** Opening DATASET EXTRACT block **

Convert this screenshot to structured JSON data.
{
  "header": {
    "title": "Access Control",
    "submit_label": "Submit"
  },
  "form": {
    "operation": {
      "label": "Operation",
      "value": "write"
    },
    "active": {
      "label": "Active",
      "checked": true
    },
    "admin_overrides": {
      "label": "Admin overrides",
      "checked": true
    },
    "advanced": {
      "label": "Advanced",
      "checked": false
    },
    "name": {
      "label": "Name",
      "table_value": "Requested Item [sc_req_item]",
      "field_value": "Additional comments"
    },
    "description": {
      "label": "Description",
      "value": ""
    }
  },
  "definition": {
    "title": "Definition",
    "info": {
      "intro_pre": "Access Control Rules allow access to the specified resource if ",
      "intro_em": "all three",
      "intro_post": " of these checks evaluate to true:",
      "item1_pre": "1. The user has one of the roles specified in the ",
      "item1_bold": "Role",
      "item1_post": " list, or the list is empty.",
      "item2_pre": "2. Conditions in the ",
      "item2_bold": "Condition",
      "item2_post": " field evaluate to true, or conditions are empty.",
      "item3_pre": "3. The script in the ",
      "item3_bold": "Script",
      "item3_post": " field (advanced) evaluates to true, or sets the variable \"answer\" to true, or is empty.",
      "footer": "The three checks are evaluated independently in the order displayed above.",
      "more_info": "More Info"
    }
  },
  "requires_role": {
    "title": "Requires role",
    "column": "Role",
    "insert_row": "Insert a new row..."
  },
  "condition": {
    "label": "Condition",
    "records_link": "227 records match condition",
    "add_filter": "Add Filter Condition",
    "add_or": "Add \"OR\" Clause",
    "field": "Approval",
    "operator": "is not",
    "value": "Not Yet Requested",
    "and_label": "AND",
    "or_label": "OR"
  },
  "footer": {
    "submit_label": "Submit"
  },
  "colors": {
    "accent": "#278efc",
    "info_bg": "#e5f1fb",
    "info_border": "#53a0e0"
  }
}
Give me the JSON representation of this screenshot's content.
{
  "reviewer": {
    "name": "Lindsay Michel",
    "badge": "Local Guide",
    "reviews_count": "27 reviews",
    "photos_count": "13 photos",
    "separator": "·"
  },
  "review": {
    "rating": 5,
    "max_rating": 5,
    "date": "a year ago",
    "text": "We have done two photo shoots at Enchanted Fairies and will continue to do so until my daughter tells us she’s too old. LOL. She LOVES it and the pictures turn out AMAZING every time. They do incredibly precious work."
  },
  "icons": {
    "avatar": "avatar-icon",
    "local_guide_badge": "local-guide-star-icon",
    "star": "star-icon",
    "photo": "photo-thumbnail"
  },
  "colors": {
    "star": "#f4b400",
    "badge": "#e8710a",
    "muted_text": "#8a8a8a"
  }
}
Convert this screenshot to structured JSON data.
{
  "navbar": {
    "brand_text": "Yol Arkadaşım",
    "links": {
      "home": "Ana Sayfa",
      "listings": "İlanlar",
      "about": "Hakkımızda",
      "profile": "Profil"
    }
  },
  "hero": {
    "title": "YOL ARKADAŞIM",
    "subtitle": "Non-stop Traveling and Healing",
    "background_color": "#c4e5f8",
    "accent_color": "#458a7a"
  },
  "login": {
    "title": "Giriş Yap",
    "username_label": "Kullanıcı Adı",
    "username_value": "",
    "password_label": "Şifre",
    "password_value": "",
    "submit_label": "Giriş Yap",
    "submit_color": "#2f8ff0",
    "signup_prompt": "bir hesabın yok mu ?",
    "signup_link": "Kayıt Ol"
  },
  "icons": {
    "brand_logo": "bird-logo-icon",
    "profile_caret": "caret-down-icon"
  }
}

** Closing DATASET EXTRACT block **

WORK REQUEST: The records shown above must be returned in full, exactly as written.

TASK SOLUTION:
Convert this screenshot to structured JSON data.
{
  "header": {
    "title": "Access Control",
    "submit_label": "Submit"
  },
  "form": {
    "operation": {
      "label": "Operation",
      "value": "write"
    },
    "active": {
      "label": "Active",
      "checked": true
    },
    "admin_overrides": {
      "label": "Admin overrides",
      "checked": true
    },
    "advanced": {
      "label": "Advanced",
      "checked": false
    },
    "name": {
      "label": "Name",
      "table_value": "Requested Item [sc_req_item]",
      "field_value": "Additional comments"
    },
    "description": {
      "label": "Description",
      "value": ""
    }
  },
  "definition": {
    "title": "Definition",
    "info": {
      "intro_pre": "Access Control Rules allow access to the specified resource if ",
      "intro_em": "all three",
      "intro_post": " of these checks evaluate to true:",
      "item1_pre": "1. The user has one of the roles specified in the ",
      "item1_bold": "Role",
      "item1_post": " list, or the list is empty.",
      "item2_pre": "2. Conditions in the ",
      "item2_bold": "Condition",
      "item2_post": " field evaluate to true, or conditions are empty.",
      "item3_pre": "3. The script in the ",
      "item3_bold": "Script",
      "item3_post": " field (advanced) evaluates to true, or sets the variable \"answer\" to true, or is empty.",
      "footer": "The three checks are evaluated independently in the order displayed above.",
      "more_info": "More Info"
    }
  },
  "requires_role": {
    "title": "Requires role",
    "column": "Role",
    "insert_row": "Insert a new row..."
  },
  "condition": {
    "label": "Condition",
    "records_link": "227 records match condition",
    "add_filter": "Add Filter Condition",
    "add_or": "Add \"OR\" Clause",
    "field": "Approval",
    "operator": "is not",
    "value": "Not Yet Requested",
    "and_label": "AND",
    "or_label": "OR"
  },
  "footer": {
    "submit_label": "Submit"
  },
  "colors": {
    "accent": "#278efc",
    "info_bg": "#e5f1fb",
    "info_border": "#53a0e0"
  }
}
Give me the JSON representation of this screenshot's content.
{
  "reviewer": {
    "name": "Lindsay Michel",
    "badge": "Local Guide",
    "reviews_count": "27 reviews",
    "photos_count": "13 photos",
    "separator": "·"
  },
  "review": {
    "rating": 5,
    "max_rating": 5,
    "date": "a year ago",
    "text": "We have done two photo shoots at Enchanted Fairies and will continue to do so until my daughter tells us she’s too old. LOL. She LOVES it and the pictures turn out AMAZING every time. They do incredibly precious work."
  },
  "icons": {
    "avatar": "avatar-icon",
    "local_guide_badge": "local-guide-star-icon",
    "star": "star-icon",
    "photo": "photo-thumbnail"
  },
  "colors": {
    "star": "#f4b400",
    "badge": "#e8710a",
    "muted_text": "#8a8a8a"
  }
}
Convert this screenshot to structured JSON data.
{
  "navbar": {
    "brand_text": "Yol Arkadaşım",
    "links": {
      "home": "Ana Sayfa",
      "listings": "İlanlar",
      "about": "Hakkımızda",
      "profile": "Profil"
    }
  },
  "hero": {
    "title": "YOL ARKADAŞIM",
    "subtitle": "Non-stop Traveling and Healing",
    "background_color": "#c4e5f8",
    "accent_color": "#458a7a"
  },
  "login": {
    "title": "Giriş Yap",
    "username_label": "Kullanıcı Adı",
    "username_value": "",
    "password_label": "Şifre",
    "password_value": "",
    "submit_label": "Giriş Yap",
    "submit_color": "#2f8ff0",
    "signup_prompt": "bir hesabın yok mu ?",
    "signup_link": "Kayıt Ol"
  },
  "icons": {
    "brand_logo": "bird-logo-icon",
    "profile_caret": "caret-down-icon"
  }
}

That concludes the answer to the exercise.